Sugar, not snag, brought North Korean ship to India
It was the lure of money and not snag that led to N Korean ship dropping anchor off Little Andaman.
Chennai: In an interesting development, reports are filtering out that it was the lure of money and not mechanical snag that led to North Korean ship dropping anchor off Little Andaman.
According to sources, the North Korean vessel’s change of destination in the middle of its journey was a result of Union Agriculture Minister Sharad Pawar’s announcement on July 31 which allowed private firms to import sugar at zero duty forcing. This made the ship, which was carrying nearly 17,000 tonnes of sugar for Iraq, to change its direction.
Offloading duty free sugar would have benefited the ship’s India charter as well as the captain who was to earn USD 7,000 a day for delaying and diverting the vessel.
As the gazette notification was expected around August 5, the Indian charter of the vessel asked the captain to slow down its advancement to ensure that the consignment reached only after the zero duty came into effect.
However, the Indian Coast Guard detained the ship, M V Mu Sen on August 6 after it dropped anchor off Hut Bay in the Andaman and Nicobar Islands.
The Coast Guard came to know about the ship around 3.00 pm and the port office tried to contact the ship through channel 16, the international VHF used in such cases, but the vessel refused to respond.
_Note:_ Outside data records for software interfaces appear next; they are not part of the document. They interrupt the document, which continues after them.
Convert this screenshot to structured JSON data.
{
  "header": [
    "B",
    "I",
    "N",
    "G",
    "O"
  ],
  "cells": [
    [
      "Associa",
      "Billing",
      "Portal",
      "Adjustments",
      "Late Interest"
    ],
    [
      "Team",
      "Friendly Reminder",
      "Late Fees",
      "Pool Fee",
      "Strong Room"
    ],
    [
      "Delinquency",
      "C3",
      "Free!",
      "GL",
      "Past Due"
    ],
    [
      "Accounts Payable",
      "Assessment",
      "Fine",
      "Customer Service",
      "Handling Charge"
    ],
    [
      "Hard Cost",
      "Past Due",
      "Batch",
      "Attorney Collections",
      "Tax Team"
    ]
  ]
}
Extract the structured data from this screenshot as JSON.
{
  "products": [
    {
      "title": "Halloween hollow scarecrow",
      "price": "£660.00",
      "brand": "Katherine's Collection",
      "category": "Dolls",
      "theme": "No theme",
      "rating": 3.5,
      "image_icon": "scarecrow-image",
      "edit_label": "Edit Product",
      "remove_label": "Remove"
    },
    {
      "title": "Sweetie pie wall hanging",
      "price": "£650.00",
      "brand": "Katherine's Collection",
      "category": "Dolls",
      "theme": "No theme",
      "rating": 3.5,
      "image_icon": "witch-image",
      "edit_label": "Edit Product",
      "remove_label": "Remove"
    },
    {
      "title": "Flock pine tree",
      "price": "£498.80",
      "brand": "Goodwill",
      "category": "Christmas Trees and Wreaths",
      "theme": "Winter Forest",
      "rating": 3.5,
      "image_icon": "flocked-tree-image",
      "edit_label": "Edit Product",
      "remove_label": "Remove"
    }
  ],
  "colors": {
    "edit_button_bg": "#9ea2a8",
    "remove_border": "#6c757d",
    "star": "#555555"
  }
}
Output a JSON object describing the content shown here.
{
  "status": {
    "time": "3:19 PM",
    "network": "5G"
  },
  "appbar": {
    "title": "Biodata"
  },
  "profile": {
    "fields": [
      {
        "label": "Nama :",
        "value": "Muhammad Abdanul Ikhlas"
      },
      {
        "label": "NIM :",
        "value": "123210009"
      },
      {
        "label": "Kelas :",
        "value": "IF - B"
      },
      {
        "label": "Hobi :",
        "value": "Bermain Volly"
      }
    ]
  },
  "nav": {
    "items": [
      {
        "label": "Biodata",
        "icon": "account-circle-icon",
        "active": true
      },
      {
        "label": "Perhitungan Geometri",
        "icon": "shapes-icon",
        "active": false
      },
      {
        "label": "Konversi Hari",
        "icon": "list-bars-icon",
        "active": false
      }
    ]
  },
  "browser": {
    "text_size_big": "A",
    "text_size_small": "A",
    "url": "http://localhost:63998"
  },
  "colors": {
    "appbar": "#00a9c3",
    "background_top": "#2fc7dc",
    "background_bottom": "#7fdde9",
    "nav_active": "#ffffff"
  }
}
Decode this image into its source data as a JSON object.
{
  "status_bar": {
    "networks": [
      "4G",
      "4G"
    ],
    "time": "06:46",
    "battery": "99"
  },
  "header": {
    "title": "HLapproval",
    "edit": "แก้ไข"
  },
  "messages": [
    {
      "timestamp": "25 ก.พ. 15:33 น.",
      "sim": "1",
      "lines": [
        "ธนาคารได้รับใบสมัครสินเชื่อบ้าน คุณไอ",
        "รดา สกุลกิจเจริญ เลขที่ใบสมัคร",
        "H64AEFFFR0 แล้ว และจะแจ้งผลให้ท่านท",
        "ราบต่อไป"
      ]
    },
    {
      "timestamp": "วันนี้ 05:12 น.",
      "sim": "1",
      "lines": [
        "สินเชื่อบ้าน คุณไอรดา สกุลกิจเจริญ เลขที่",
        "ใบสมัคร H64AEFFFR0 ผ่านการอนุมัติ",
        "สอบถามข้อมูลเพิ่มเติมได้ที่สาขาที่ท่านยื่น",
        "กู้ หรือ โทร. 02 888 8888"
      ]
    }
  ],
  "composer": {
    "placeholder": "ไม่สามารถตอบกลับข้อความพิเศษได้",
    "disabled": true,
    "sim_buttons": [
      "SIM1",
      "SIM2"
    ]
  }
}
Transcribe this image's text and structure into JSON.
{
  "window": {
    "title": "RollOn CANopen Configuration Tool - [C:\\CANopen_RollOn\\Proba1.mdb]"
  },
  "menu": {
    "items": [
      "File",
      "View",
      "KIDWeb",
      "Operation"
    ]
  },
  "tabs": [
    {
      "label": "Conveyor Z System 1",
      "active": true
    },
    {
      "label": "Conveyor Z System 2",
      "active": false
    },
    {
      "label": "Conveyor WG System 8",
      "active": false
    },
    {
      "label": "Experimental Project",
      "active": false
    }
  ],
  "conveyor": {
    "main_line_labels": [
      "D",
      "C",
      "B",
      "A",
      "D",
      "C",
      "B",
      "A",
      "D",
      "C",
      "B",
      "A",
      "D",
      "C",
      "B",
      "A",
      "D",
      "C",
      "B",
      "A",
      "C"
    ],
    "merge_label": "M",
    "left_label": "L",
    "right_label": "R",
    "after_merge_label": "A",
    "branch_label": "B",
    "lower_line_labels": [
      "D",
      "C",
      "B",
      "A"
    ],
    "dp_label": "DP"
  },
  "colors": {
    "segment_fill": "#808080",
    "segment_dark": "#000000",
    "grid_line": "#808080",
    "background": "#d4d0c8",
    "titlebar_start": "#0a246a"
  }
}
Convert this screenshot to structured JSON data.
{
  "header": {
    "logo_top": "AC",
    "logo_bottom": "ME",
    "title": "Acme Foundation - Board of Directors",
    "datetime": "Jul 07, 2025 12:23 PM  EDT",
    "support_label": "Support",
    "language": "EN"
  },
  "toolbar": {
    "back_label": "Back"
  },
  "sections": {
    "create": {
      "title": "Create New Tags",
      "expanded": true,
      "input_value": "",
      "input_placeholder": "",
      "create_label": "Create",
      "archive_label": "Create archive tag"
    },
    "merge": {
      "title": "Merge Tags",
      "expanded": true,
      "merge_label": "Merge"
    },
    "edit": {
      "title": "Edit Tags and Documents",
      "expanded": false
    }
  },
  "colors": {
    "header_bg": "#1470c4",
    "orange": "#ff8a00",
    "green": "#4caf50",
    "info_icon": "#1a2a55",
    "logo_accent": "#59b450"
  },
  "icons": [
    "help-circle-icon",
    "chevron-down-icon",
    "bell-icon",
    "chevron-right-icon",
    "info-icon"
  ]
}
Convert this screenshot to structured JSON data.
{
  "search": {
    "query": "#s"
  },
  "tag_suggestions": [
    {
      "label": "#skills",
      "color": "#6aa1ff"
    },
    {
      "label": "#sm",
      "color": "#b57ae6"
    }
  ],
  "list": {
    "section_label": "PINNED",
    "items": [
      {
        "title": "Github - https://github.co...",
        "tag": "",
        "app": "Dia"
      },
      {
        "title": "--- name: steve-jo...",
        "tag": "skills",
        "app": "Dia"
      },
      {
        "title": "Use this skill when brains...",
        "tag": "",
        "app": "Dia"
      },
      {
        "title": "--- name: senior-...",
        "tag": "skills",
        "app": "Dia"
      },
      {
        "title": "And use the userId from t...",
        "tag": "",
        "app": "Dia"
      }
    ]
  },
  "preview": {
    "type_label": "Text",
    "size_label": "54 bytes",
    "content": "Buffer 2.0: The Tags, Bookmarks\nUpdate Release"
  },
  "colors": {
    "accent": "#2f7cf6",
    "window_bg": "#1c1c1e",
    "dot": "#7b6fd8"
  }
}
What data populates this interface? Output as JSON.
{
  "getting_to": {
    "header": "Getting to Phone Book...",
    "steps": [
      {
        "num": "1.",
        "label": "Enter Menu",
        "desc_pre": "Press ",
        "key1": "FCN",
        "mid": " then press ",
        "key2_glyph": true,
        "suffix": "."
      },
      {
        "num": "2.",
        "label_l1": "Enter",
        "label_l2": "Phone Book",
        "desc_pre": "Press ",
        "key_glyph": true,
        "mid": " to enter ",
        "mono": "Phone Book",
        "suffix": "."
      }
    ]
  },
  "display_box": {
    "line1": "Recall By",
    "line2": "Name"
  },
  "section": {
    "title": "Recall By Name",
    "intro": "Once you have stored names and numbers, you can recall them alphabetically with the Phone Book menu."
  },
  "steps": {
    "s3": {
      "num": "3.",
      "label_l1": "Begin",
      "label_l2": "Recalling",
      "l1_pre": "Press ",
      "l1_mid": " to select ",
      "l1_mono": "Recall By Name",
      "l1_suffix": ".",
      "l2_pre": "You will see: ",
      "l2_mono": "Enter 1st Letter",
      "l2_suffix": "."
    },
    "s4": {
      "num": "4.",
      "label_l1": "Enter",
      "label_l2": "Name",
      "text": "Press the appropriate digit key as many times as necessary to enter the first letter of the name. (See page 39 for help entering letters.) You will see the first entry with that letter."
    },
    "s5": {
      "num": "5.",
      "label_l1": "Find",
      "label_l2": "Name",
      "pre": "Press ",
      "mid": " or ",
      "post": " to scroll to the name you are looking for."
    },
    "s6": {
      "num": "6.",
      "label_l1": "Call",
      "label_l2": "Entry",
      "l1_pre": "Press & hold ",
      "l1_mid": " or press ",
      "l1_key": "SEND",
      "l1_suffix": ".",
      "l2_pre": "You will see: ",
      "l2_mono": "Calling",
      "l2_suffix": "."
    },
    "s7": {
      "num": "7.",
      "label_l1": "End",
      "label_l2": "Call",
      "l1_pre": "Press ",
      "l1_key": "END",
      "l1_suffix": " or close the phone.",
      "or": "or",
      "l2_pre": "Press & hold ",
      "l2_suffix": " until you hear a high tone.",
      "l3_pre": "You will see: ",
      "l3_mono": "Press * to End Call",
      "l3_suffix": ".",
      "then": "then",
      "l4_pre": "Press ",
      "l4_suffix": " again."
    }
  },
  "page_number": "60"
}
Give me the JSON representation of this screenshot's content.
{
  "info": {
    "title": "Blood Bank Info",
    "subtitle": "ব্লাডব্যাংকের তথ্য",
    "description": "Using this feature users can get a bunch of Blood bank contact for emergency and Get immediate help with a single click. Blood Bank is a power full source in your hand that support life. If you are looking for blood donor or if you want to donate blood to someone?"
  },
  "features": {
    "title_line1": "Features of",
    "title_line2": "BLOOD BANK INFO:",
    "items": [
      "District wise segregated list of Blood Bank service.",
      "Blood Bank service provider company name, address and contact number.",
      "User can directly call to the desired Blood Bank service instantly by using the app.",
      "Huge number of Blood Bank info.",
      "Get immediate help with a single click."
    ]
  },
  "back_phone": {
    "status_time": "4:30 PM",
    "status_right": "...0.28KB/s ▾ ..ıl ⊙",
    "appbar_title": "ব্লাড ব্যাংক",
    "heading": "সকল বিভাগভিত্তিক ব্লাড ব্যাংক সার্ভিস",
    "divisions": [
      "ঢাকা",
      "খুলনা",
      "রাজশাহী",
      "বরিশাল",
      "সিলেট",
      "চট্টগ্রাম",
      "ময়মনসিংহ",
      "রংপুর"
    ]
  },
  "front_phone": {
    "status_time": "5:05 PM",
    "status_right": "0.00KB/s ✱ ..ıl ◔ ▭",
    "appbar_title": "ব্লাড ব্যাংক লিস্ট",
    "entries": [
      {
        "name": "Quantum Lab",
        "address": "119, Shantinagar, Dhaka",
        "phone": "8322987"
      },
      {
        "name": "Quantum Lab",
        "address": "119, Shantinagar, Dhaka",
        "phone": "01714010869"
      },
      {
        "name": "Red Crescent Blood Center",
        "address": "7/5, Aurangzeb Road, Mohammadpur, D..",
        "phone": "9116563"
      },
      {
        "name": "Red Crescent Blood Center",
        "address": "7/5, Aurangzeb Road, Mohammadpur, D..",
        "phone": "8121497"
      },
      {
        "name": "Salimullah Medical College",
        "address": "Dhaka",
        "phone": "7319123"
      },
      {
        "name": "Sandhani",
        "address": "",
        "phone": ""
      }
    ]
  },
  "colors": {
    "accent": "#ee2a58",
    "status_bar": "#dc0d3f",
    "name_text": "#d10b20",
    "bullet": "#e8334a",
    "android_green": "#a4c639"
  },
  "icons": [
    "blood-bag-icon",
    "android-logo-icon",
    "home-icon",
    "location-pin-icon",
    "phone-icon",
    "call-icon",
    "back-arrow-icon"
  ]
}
A ship was then sent and the North Korean vessel tried to move out on seeing the approaching ship. It obeyed the orders after the Coast Guard opened fire twice in the air.